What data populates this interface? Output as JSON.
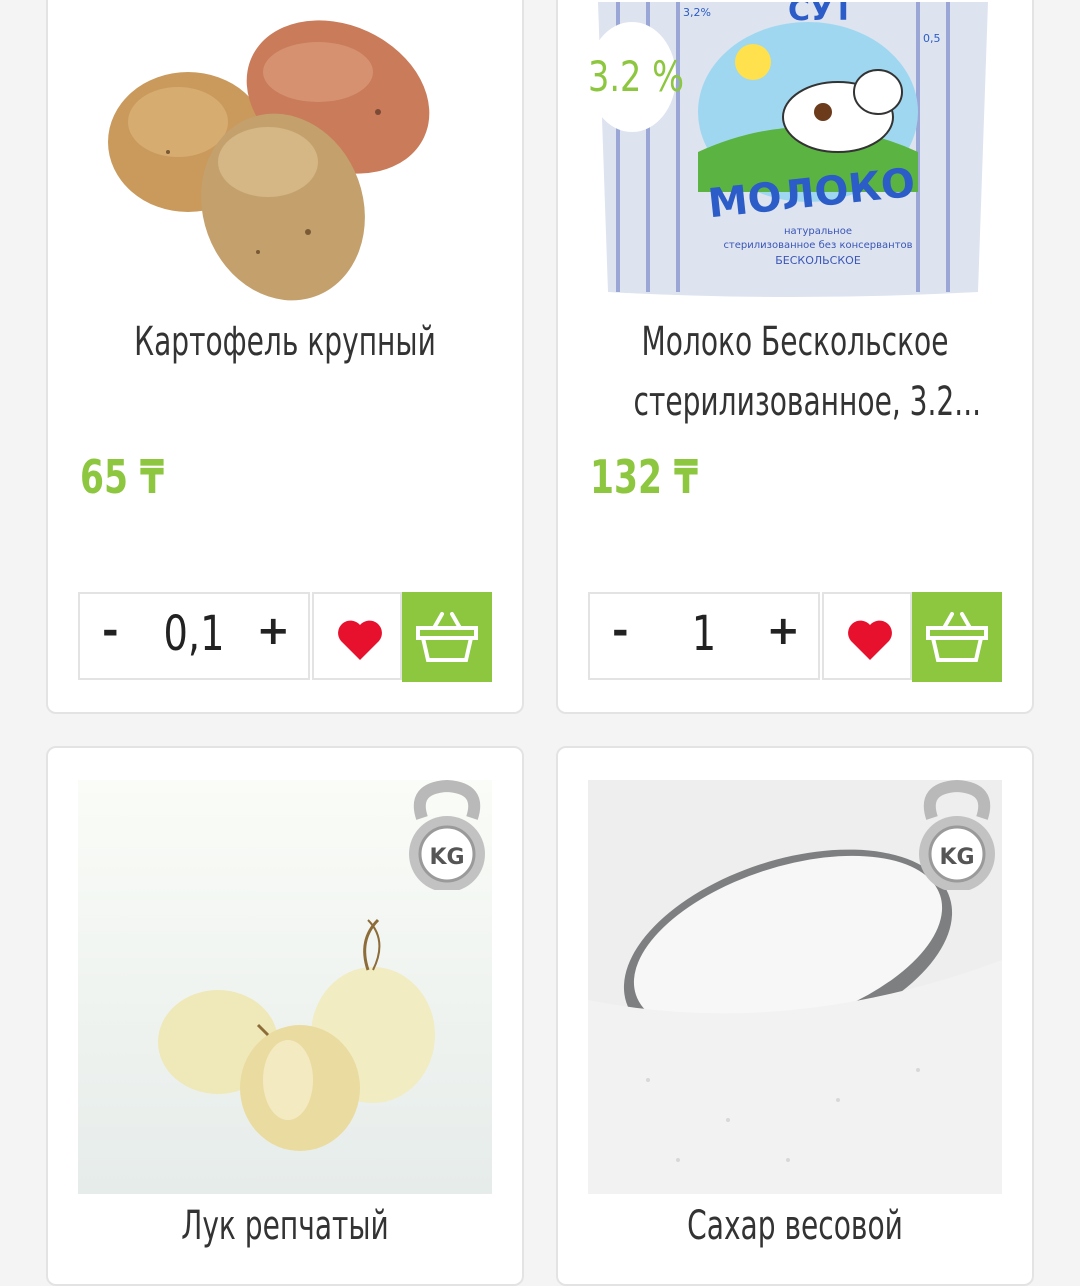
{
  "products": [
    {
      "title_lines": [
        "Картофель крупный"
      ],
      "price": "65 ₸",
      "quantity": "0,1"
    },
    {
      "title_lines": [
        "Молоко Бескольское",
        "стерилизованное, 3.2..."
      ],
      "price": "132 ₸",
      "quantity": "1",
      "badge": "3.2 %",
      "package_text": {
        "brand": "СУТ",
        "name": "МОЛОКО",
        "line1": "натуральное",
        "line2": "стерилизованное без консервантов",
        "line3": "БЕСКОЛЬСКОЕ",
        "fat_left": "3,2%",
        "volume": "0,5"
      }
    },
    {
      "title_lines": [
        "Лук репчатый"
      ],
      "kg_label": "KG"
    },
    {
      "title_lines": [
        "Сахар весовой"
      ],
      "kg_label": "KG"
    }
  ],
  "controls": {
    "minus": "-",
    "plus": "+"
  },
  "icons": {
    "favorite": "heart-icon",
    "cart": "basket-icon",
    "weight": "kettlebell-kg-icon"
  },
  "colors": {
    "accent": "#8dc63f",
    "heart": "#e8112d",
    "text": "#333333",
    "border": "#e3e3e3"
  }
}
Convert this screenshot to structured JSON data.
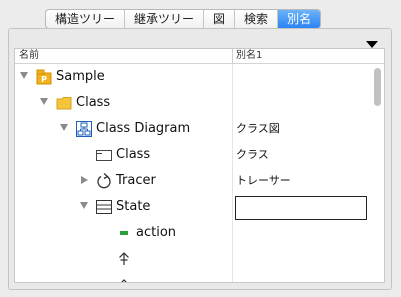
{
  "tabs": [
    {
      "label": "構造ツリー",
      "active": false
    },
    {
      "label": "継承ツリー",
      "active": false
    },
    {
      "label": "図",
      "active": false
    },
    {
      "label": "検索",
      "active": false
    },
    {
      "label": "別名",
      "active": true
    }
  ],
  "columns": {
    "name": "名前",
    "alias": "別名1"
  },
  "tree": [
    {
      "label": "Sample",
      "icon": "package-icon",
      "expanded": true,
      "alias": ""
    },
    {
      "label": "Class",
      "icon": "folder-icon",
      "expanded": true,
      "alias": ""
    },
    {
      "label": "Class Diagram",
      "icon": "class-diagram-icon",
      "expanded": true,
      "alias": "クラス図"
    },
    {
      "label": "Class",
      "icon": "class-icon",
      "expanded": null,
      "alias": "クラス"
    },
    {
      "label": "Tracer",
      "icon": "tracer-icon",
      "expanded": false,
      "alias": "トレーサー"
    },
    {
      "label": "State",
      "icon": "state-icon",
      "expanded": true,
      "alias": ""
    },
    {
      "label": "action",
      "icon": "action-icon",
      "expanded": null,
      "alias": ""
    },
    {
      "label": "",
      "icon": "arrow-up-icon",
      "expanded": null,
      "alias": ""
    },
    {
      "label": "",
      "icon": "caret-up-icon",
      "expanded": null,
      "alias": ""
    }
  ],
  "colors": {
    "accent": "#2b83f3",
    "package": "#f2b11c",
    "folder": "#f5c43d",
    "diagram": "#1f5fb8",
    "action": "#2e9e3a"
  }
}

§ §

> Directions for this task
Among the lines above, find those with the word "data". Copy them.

> Expected answer
What data populates this interface? Output as JSON.
Convert this screenshot to structured JSON data.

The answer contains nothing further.